─── Material shown ───

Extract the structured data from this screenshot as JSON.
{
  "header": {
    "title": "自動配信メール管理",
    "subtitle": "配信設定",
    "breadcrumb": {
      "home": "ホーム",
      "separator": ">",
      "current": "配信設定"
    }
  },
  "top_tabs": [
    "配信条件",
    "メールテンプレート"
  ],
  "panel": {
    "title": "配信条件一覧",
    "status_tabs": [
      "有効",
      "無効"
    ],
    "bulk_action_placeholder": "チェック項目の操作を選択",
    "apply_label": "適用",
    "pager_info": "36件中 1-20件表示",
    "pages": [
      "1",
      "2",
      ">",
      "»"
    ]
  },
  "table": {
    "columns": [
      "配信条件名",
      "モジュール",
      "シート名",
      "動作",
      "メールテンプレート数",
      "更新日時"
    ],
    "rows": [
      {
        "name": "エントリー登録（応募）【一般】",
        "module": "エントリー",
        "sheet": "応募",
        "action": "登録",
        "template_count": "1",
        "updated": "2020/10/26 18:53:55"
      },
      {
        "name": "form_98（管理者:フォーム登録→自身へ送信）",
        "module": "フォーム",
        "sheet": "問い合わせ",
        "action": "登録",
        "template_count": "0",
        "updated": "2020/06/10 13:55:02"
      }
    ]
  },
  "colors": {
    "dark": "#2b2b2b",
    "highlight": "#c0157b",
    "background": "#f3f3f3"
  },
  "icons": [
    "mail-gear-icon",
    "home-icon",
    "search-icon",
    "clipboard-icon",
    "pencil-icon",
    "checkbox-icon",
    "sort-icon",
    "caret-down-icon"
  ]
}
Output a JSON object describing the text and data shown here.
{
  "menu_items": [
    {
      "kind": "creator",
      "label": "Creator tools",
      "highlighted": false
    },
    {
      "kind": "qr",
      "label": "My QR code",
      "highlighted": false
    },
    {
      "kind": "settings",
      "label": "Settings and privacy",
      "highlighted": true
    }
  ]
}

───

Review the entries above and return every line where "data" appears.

Extract the structured data from this screenshot as JSON.
Output a JSON object describing the text and data shown here.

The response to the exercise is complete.